All admirable, I suppose, but, well, boring. They really have nothing to talk about but school and children. These are women who have graduate degrees. Many of them had careers, put the same kind of slavish devotion into their pre-kid careers that they now put into their children. To be frank, I wonder what their motives are. Do they really enjoy this lifestyle? Are they just as happy to type up the classroom newsletter as they would be to doing something for themselves? Some of them probably do. And bully for them.
I do wonder, however, what happens when their kids hit 12 and 13. At 10 my son would rather I took a backseat in his life. I know I would have died with embarrassment if my mom hung around the school when I was in junior high. Children grow up as they should and lead their own lives. Of course Kirwan-Taylor could be right and we will have a generation of spoiled, pampered, over-indulged young adults who can’t function without their mommy’s assistance.
Tuesday, August 01, 2006
If any of you have cable or satellite and have small children, you probably are familiar with the new PBS station Sprout. This station contains programming for the under five set with all sorts of annoying shows like Dragon Tales and Angelina Ballerina. They are also the home of Thomas and friends, Sagwa, and my own personal hell, Caillou.
At night they have something called “The Goodnight Show” with this preternaturally perky hostess named Melanie. She introduces the cartoons, does a craft, dances, tells stories and generally entertains toddlers before they go to bed. For me, watching her is like hearing nails on a chalkboard. However, my kids like her and I guess that’s what’s important.
Earlier in July she told PBS that some videos of her were circulating on the Internet. They immediately fired her and took the show off the air. When I heard, I thought it must have been hardcore porno. What horrible thing was in her past which made PBS dump her so quickly?
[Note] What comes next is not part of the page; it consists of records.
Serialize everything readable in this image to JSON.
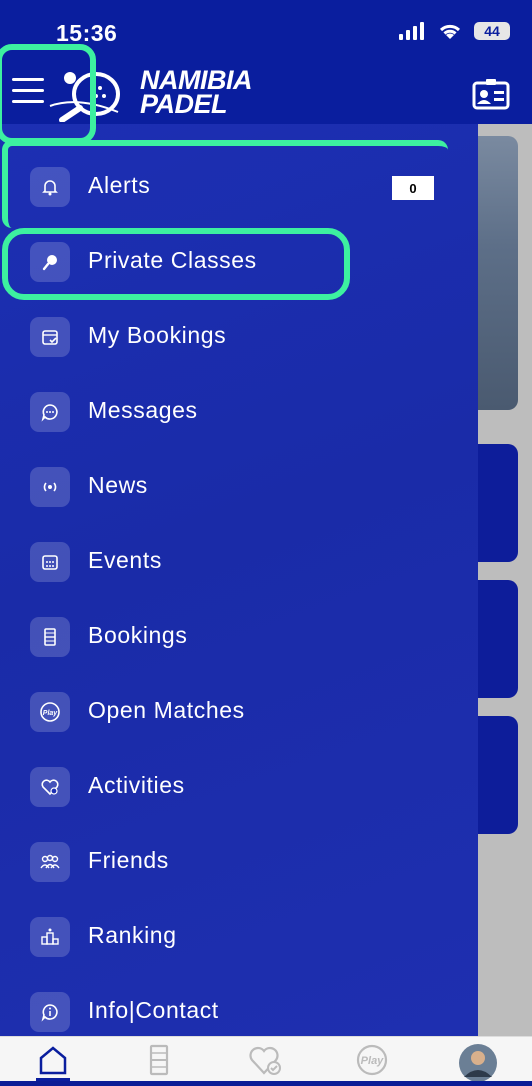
{
  "status": {
    "time": "15:36",
    "battery": "44"
  },
  "header": {
    "brand_line1": "NAMIBIA",
    "brand_line2": "PADEL"
  },
  "menu": {
    "items": [
      {
        "label": "Alerts",
        "icon": "bell-icon",
        "badge": "0"
      },
      {
        "label": "Private Classes",
        "icon": "padel-racket-icon"
      },
      {
        "label": "My Bookings",
        "icon": "calendar-check-icon"
      },
      {
        "label": "Messages",
        "icon": "chat-bubble-icon"
      },
      {
        "label": "News",
        "icon": "broadcast-icon"
      },
      {
        "label": "Events",
        "icon": "calendar-grid-icon"
      },
      {
        "label": "Bookings",
        "icon": "court-icon"
      },
      {
        "label": "Open Matches",
        "icon": "play-badge-icon"
      },
      {
        "label": "Activities",
        "icon": "heart-check-icon"
      },
      {
        "label": "Friends",
        "icon": "group-icon"
      },
      {
        "label": "Ranking",
        "icon": "podium-icon"
      },
      {
        "label": "Info|Contact",
        "icon": "info-chat-icon"
      }
    ]
  },
  "tabbar": {
    "items": [
      {
        "icon": "home-icon",
        "active": true
      },
      {
        "icon": "court-icon"
      },
      {
        "icon": "heart-check-icon"
      },
      {
        "icon": "play-badge-icon",
        "text": "Play"
      },
      {
        "icon": "profile-avatar"
      }
    ]
  },
  "colors": {
    "primary": "#0a1e9e",
    "drawer": "#1c2fb3",
    "annotation": "#3df0a0"
  }
}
Turns out she was in two PSA spoofs seven years ago. The 37 second videos were making fun of the abstinence campaign. They were not pornographic and in fact the language wasn’t particularly rough. I believe it was for a site called www.technicalvirgins.com which no longer exists. I haven’t seen them but I hear they aren’t any worse than a skit you would see on “Saturday Night Live.”
Talk about overkill.
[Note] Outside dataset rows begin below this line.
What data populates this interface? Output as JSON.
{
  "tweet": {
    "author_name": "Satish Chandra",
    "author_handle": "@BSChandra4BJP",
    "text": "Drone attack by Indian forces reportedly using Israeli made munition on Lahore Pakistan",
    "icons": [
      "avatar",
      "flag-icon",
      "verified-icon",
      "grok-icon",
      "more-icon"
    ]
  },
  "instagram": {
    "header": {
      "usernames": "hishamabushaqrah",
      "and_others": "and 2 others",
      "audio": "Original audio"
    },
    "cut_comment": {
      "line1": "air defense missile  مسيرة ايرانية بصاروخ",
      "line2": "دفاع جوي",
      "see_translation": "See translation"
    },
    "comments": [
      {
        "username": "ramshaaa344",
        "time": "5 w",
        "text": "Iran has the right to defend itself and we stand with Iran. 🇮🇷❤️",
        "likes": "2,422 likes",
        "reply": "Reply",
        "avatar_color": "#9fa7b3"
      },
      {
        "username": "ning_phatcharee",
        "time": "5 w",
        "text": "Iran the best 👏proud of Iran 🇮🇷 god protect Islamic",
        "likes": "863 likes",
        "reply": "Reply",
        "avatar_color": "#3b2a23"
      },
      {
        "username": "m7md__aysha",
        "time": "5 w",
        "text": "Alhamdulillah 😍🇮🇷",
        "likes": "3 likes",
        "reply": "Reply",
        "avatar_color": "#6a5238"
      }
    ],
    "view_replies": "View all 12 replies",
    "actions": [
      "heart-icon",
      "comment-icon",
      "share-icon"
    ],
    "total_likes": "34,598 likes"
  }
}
“PBS KIDS Sprout has determined that the dialogue in this video is inappropriate for her role as a preschool program host and may undermine her character’s credibility with our audience.”
This is what PBS offered as explanation. Umm…How in the world does this affect my three year old? My kid is pretty savvy, she plays computer games, but last time I checked, she didn’t really know her way around a search engine and I doubt she can spell Melanie’s name. I doubt some silly video the woman did 7 years ago is going to have any impact at all on my daughter.
What is PBS teaching our kids? Geez, Caillou sets the dog on fire and sells his sister to a traveling band of gypsies, confesses, and the show ends in a group hug. Angelina accidentally sets a cat loose on the village and it eats Miss Lily, but she acknowledges her mistake and she is forgiven. Well, maybe not, but the characters in the shows broadcast on Sprout make mistakes all the time, learning a valuable lesson and also learning they can be forgiven. PBS’ actions are certainly contrary to the programming they show.
The outrage has been pretty universal among parents. As I understand it, the Sprouts headquarters has had to set up another phone line just to field the calls on this topic alone. Letter-writing campaigns are in the work as well as petitions. I doubt PBS will listen, knowing people will most likely let the controversy die down and move on as usual, but I can’t help but be bothered by the network’s faux-morality on this issue. And what does it teach our kids?